The tracking approach is based on the idea that the discriminative features of GANs accurately capture dense correspondence, and thus, tracking can be performed via nearest neighbor search in a feature patch. To track a handle point, they find the feature of the handle point in the initial feature map and locate the nearest neighbor to this feature in the new feature map within a specific area around the handle point. The point with the closest feature in this area is then identified as the new location of the handle point.
This process is repeated for all handle points in the image. Here, too, they use the feature maps after the 6th block of StyleGAN2, which are resized to match the image’s resolution, if necessary.

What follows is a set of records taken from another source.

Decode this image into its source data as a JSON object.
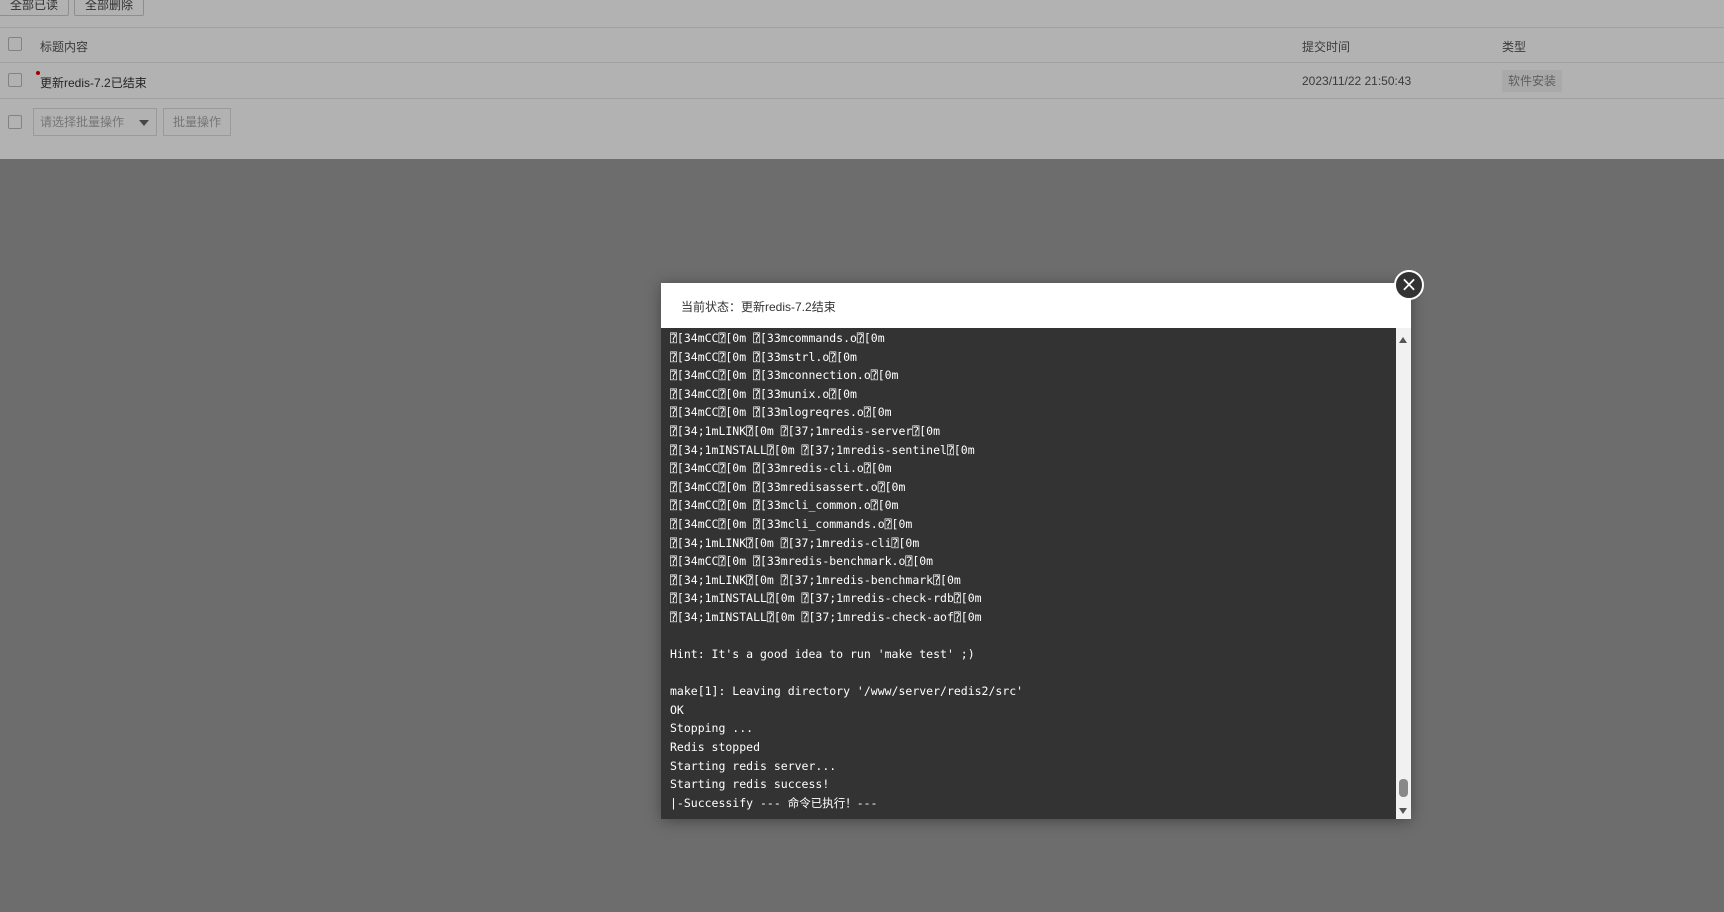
{
  "toolbar": {
    "mark_all_read": "全部已读",
    "delete_all": "全部删除"
  },
  "table": {
    "headers": {
      "title": "标题内容",
      "time": "提交时间",
      "type": "类型"
    },
    "rows": [
      {
        "title": "更新redis-7.2已结束",
        "time": "2023/11/22 21:50:43",
        "type": "软件安装",
        "unread": true
      }
    ]
  },
  "batch": {
    "select_placeholder": "请选择批量操作",
    "button": "批量操作"
  },
  "modal": {
    "title": "当前状态：更新redis-7.2结束",
    "close_icon": "close-icon",
    "log": [
      "⍰[34mCC⍰[0m ⍰[33mcommands.o⍰[0m",
      "⍰[34mCC⍰[0m ⍰[33mstrl.o⍰[0m",
      "⍰[34mCC⍰[0m ⍰[33mconnection.o⍰[0m",
      "⍰[34mCC⍰[0m ⍰[33munix.o⍰[0m",
      "⍰[34mCC⍰[0m ⍰[33mlogreqres.o⍰[0m",
      "⍰[34;1mLINK⍰[0m ⍰[37;1mredis-server⍰[0m",
      "⍰[34;1mINSTALL⍰[0m ⍰[37;1mredis-sentinel⍰[0m",
      "⍰[34mCC⍰[0m ⍰[33mredis-cli.o⍰[0m",
      "⍰[34mCC⍰[0m ⍰[33mredisassert.o⍰[0m",
      "⍰[34mCC⍰[0m ⍰[33mcli_common.o⍰[0m",
      "⍰[34mCC⍰[0m ⍰[33mcli_commands.o⍰[0m",
      "⍰[34;1mLINK⍰[0m ⍰[37;1mredis-cli⍰[0m",
      "⍰[34mCC⍰[0m ⍰[33mredis-benchmark.o⍰[0m",
      "⍰[34;1mLINK⍰[0m ⍰[37;1mredis-benchmark⍰[0m",
      "⍰[34;1mINSTALL⍰[0m ⍰[37;1mredis-check-rdb⍰[0m",
      "⍰[34;1mINSTALL⍰[0m ⍰[37;1mredis-check-aof⍰[0m",
      "",
      "Hint: It's a good idea to run 'make test' ;)",
      "",
      "make[1]: Leaving directory '/www/server/redis2/src'",
      "OK",
      "Stopping ...",
      "Redis stopped",
      "Starting redis server...",
      "Starting redis success!",
      "|-Successify --- 命令已执行！---"
    ]
  }
}
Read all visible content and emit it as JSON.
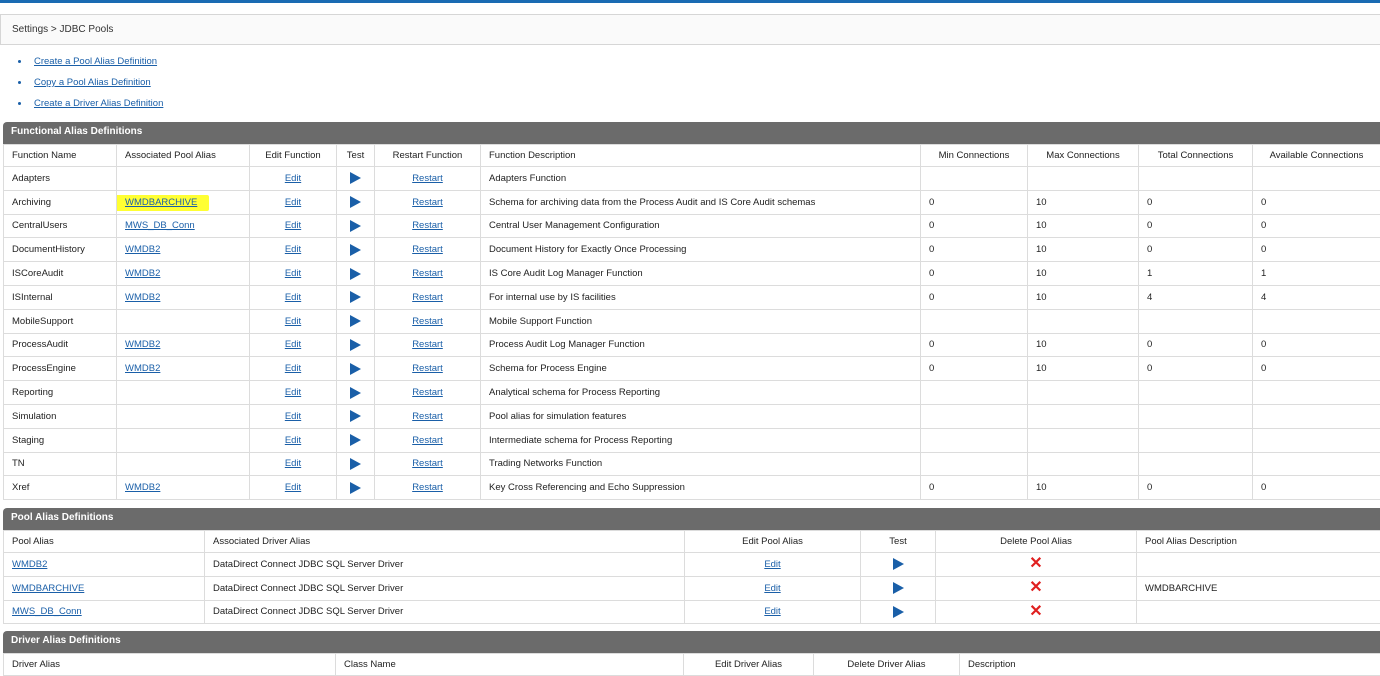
{
  "breadcrumb": "Settings > JDBC Pools",
  "links": [
    "Create a Pool Alias Definition",
    "Copy a Pool Alias Definition",
    "Create a Driver Alias Definition"
  ],
  "functional": {
    "title": "Functional Alias Definitions",
    "headers": [
      "Function Name",
      "Associated Pool Alias",
      "Edit Function",
      "Test",
      "Restart Function",
      "Function Description",
      "Min Connections",
      "Max Connections",
      "Total Connections",
      "Available Connections"
    ],
    "edit_label": "Edit",
    "restart_label": "Restart",
    "rows": [
      {
        "name": "Adapters",
        "pool": "",
        "desc": "Adapters Function",
        "min": "",
        "max": "",
        "total": "",
        "avail": ""
      },
      {
        "name": "Archiving",
        "pool": "WMDBARCHIVE",
        "desc": "Schema for archiving data from the Process Audit and IS Core Audit schemas",
        "min": "0",
        "max": "10",
        "total": "0",
        "avail": "0",
        "highlight": true
      },
      {
        "name": "CentralUsers",
        "pool": "MWS_DB_Conn",
        "desc": "Central User Management Configuration",
        "min": "0",
        "max": "10",
        "total": "0",
        "avail": "0"
      },
      {
        "name": "DocumentHistory",
        "pool": "WMDB2",
        "desc": "Document History for Exactly Once Processing",
        "min": "0",
        "max": "10",
        "total": "0",
        "avail": "0"
      },
      {
        "name": "ISCoreAudit",
        "pool": "WMDB2",
        "desc": "IS Core Audit Log Manager Function",
        "min": "0",
        "max": "10",
        "total": "1",
        "avail": "1"
      },
      {
        "name": "ISInternal",
        "pool": "WMDB2",
        "desc": "For internal use by IS facilities",
        "min": "0",
        "max": "10",
        "total": "4",
        "avail": "4"
      },
      {
        "name": "MobileSupport",
        "pool": "",
        "desc": "Mobile Support Function",
        "min": "",
        "max": "",
        "total": "",
        "avail": ""
      },
      {
        "name": "ProcessAudit",
        "pool": "WMDB2",
        "desc": "Process Audit Log Manager Function",
        "min": "0",
        "max": "10",
        "total": "0",
        "avail": "0"
      },
      {
        "name": "ProcessEngine",
        "pool": "WMDB2",
        "desc": "Schema for Process Engine",
        "min": "0",
        "max": "10",
        "total": "0",
        "avail": "0"
      },
      {
        "name": "Reporting",
        "pool": "",
        "desc": "Analytical schema for Process Reporting",
        "min": "",
        "max": "",
        "total": "",
        "avail": ""
      },
      {
        "name": "Simulation",
        "pool": "",
        "desc": "Pool alias for simulation features",
        "min": "",
        "max": "",
        "total": "",
        "avail": ""
      },
      {
        "name": "Staging",
        "pool": "",
        "desc": "Intermediate schema for Process Reporting",
        "min": "",
        "max": "",
        "total": "",
        "avail": ""
      },
      {
        "name": "TN",
        "pool": "",
        "desc": "Trading Networks Function",
        "min": "",
        "max": "",
        "total": "",
        "avail": ""
      },
      {
        "name": "Xref",
        "pool": "WMDB2",
        "desc": "Key Cross Referencing and Echo Suppression",
        "min": "0",
        "max": "10",
        "total": "0",
        "avail": "0"
      }
    ]
  },
  "pool": {
    "title": "Pool Alias Definitions",
    "headers": [
      "Pool Alias",
      "Associated Driver Alias",
      "Edit Pool Alias",
      "Test",
      "Delete Pool Alias",
      "Pool Alias Description"
    ],
    "edit_label": "Edit",
    "rows": [
      {
        "alias": "WMDB2",
        "driver": "DataDirect Connect JDBC SQL Server Driver",
        "desc": ""
      },
      {
        "alias": "WMDBARCHIVE",
        "driver": "DataDirect Connect JDBC SQL Server Driver",
        "desc": "WMDBARCHIVE"
      },
      {
        "alias": "MWS_DB_Conn",
        "driver": "DataDirect Connect JDBC SQL Server Driver",
        "desc": ""
      }
    ]
  },
  "driver": {
    "title": "Driver Alias Definitions",
    "headers": [
      "Driver Alias",
      "Class Name",
      "Edit Driver Alias",
      "Delete Driver Alias",
      "Description"
    ]
  },
  "colors": {
    "accent": "#1a5fa8",
    "header_bg": "#6b6b6b",
    "highlight": "#ffff33",
    "delete": "#e02020"
  }
}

The authors demonstrate the effectiveness of their approach, DragGAN, through image manipulation experiments across several object categories. The approach effectively moves handle points to target points, resulting in diverse and natural manipulation effects, such as altering the pose of animals, the shape of a car, and the layout of a landscape. They note that the existing UserControllableLT approach often fails to accurately move the handle points to the target points, leading to undesired changes in the images.
The authors also demonstrate that their approach can be applied to real images by using GAN inversion techniques to embed a real image into the latent space of StyleGAN. They use PTI inversion to convert the real image and then perform a series of manipulations, such as editing the pose, hair, shape, and expression of a face in the image.
The authors quantitatively evaluate their image manipulation method, DragGAN, in two different scenarios: face landmark manipulation and paired image reconstruction. In the face landmark manipulation test, they generate two face images using StyleGAN trained on the FFHQ dataset and detect their landmarks. In the paired image reconstruction test, they sample a latent code, perturb it to get a second code, and generate images from these codes. They then compute the optical flow between the two images and randomly sample 32 pixels as user input. The goal is to reconstruct the second image from the first one and the user input.
The authors discuss the effects of masks in their image manipulation approach, DragGAN. If a user inputs a binary mask specifying the movable region, it allows more targeted manipulation. For instance, applying a mask over the head of a dog, only the head moves while other parts remain fixed. However, without the mask, the manipulation impacts the entire body of the dog.
The authors also show the model’s capability to produce out-of-distribution manipulations, creating images outside the training image distribution. However, if users want to keep the image within the training distribution, additional regularization to the latent code can be added.
They also discuss the limitations of DragGAN, including its dependency on the diversity of training data and challenges with handle points in texture-less regions, which sometimes suffer from drift in tracking.
Lastly, the authors discuss potential social impacts, cautioning that this method could be misused to create misleading images of real people with falsified poses, expressions, or shapes. They emphasize the importance of respecting personal rights and privacy regulations in any application of their approach.paperreview deeplearning cv gan pytorch